Like many other clinicians today, I practice with a conservative treatment philosophy in that I try to save as much of the natural tooth as possible. For example, I'm a fan of direct bonded resin restorations instead of more aggressive indirect placed restorations. For a majority of patients presenting for cosmetic treatment, orthodontics may be the ultimate conservative treatment option. It is one of the healthiest means to obtain a beautiful smile, compared to veneers or crowns where tooth structure must be removed.
If a patient has decay encroaching on the pulp, I reassure him that I will avoid root canal therapy (RCT), if there is any way possible without compromising the quality of the restoration. My patients are aware that I enjoy performing root canal therapy about as much as they want to have it done. I've experienced years of success with direct pulp capping, as long as the tooth is not hyperemic and teeth with preparations in close proximity to the pulp remain healthy.
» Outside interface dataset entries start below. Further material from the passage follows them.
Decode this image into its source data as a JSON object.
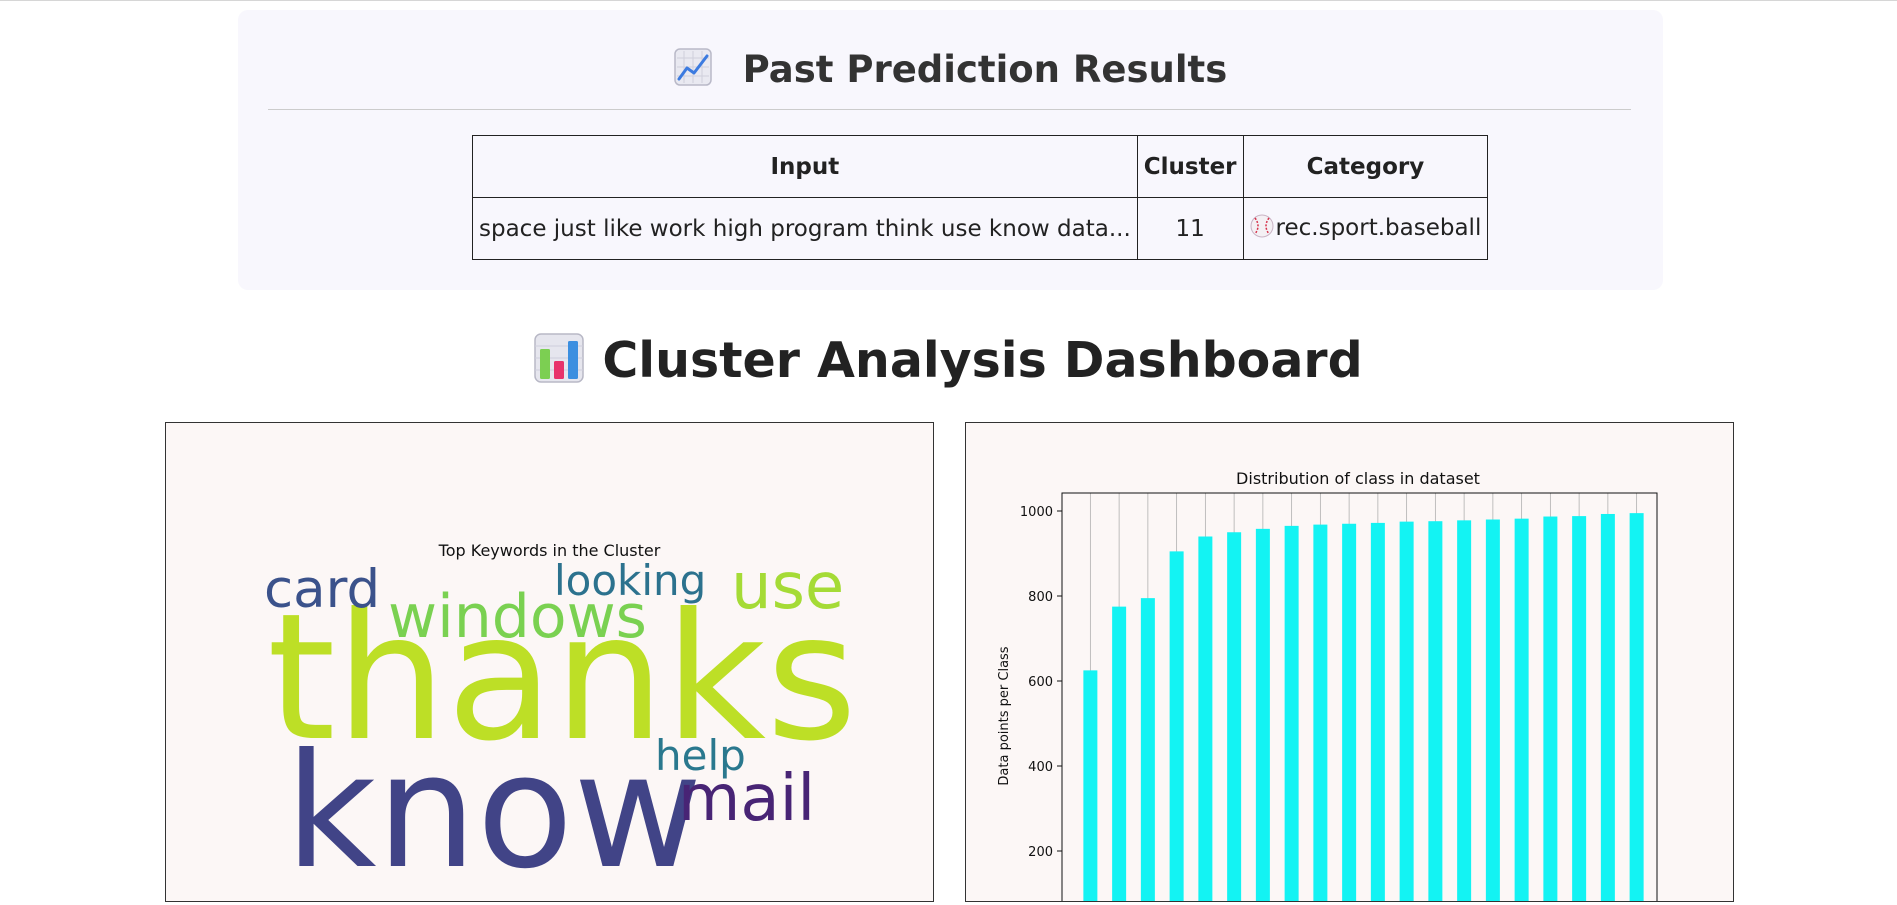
{
  "history": {
    "title": "Past Prediction Results",
    "title_icon": "chart-increasing-icon",
    "columns": [
      "Input",
      "Cluster",
      "Category"
    ],
    "rows": [
      {
        "input": "space just like work high program think use know data...",
        "cluster": "11",
        "category": "rec.sport.baseball",
        "category_icon": "baseball-icon"
      }
    ]
  },
  "dashboard": {
    "title": "Cluster Analysis Dashboard",
    "title_icon": "bar-chart-icon"
  },
  "wordcloud": {
    "title": "Top Keywords in the Cluster",
    "words": [
      {
        "text": "thanks",
        "color": "#bddf26"
      },
      {
        "text": "know",
        "color": "#414487"
      },
      {
        "text": "windows",
        "color": "#7ad151"
      },
      {
        "text": "use",
        "color": "#a5db36"
      },
      {
        "text": "card",
        "color": "#3b528b"
      },
      {
        "text": "looking",
        "color": "#2c728e"
      },
      {
        "text": "help",
        "color": "#2a788e"
      },
      {
        "text": "mail",
        "color": "#482475"
      }
    ]
  },
  "chart_data": {
    "type": "bar",
    "title": "Distribution of class in dataset",
    "ylabel": "Data points per Class",
    "xlabel": "",
    "ylim": [
      0,
      1040
    ],
    "yticks": [
      200,
      400,
      600,
      800,
      1000
    ],
    "color": "#13f3f3",
    "grid": "vertical",
    "values": [
      625,
      775,
      795,
      905,
      940,
      950,
      958,
      965,
      968,
      970,
      972,
      975,
      976,
      978,
      980,
      982,
      987,
      988,
      993,
      995
    ]
  }
}
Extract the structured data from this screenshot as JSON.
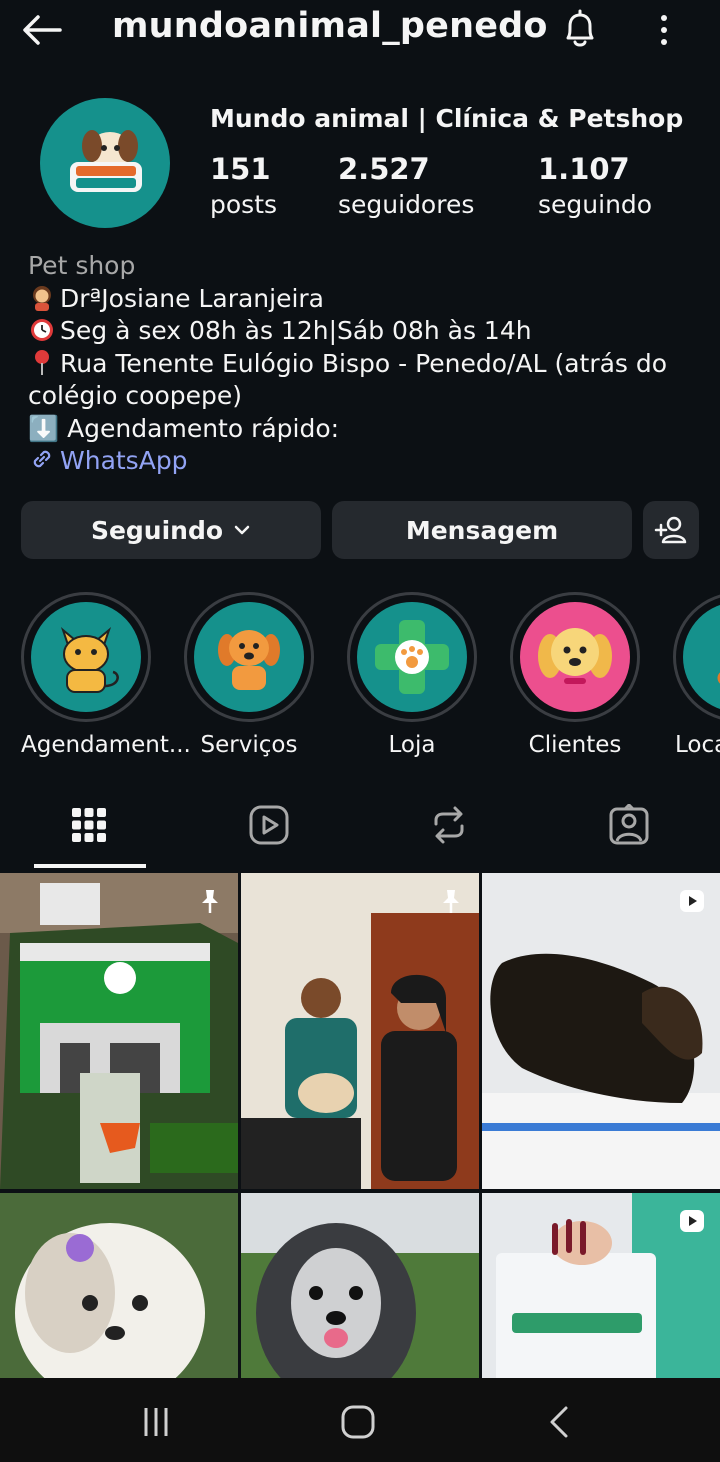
{
  "header": {
    "username": "mundoanimal_penedo"
  },
  "profile": {
    "display_name": "Mundo animal | Clínica & Petshop",
    "stats": [
      {
        "value": "151",
        "label": "posts"
      },
      {
        "value": "2.527",
        "label": "seguidores"
      },
      {
        "value": "1.107",
        "label": "seguindo"
      }
    ],
    "category": "Pet shop",
    "bio_lines": [
      "DrªJosiane Laranjeira",
      "Seg à sex 08h às 12h|Sáb 08h às 14h",
      "Rua Tenente Eulógio Bispo - Penedo/AL (atrás do",
      "colégio coopepe)",
      "⬇️ Agendamento rápido:"
    ],
    "link_text": "WhatsApp"
  },
  "actions": {
    "following_label": "Seguindo",
    "message_label": "Mensagem"
  },
  "highlights": [
    {
      "label": "Agendament...",
      "icon": "cat-icon"
    },
    {
      "label": "Serviços",
      "icon": "dog-icon"
    },
    {
      "label": "Loja",
      "icon": "paw-cross-icon"
    },
    {
      "label": "Clientes",
      "icon": "puppy-icon"
    },
    {
      "label": "Loca",
      "icon": "location-icon"
    }
  ],
  "tabs": [
    "grid-icon",
    "reels-icon",
    "reposts-icon",
    "tagged-icon"
  ],
  "colors": {
    "background": "#0c1014",
    "button": "#25292e",
    "teal": "#15918c",
    "link": "#92a3f4",
    "muted": "#a8a8a8"
  }
}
However, with all the preventive measures I know to avoid having to perform RCT, there are still patients on whom no other treatment will do.
Any practice-management expert will tell you that referring your endodontic patients to a specialist is like throwing money out the window. In an attempt to make treating my own endo patients easier and less stressful, I have tried many different endodontic systems. Eventually, I came back to hand filing because there was less risk of perforation, file breakage, and discomfort to the patient, and more conservative results.
Three years ago, one of my associates insisted that I try another system, the design of which made sense. Instead of a rotary motion handpiece, which tends to "create" a canal that looks like the file, this handpiece has a 30-degree oscillating motion that works with the existing shape of the canal (Figures 1 and 2). This goes right along with my conservative treatment philosophy. It's satisfying to know that if I start out with a ribbon-shaped canal, I'll end up with a ribbon-shaped canal.
I have found the disposable patient kits to be less expensive (based on canal length), containing only seven files in each. These kits are much more time effective than picking through the old box-o'-files. The icing on the cake with the system I use (AET, Ultradent Products) is its syringe-delivered hydrophilic resin-based sealer that requires only one gutta percha point per canal to finish the RCT.
There are several good endodontic systems available, and this method for performing root canals has certainly made my life easier. If you have had difficulty in the past, try one of the new systems and see if it makes life easier!
Jaimee Morgan, DDS Dr. Morgan practices orthodontics, family, and cosmetic dentistry in Salt Lake City, Utah. She has presented numerous scientific papers, is a published author, and lectures internationally on aesthetic dentistry. Contact her at (801) 569-2600 or jaimee [email protected].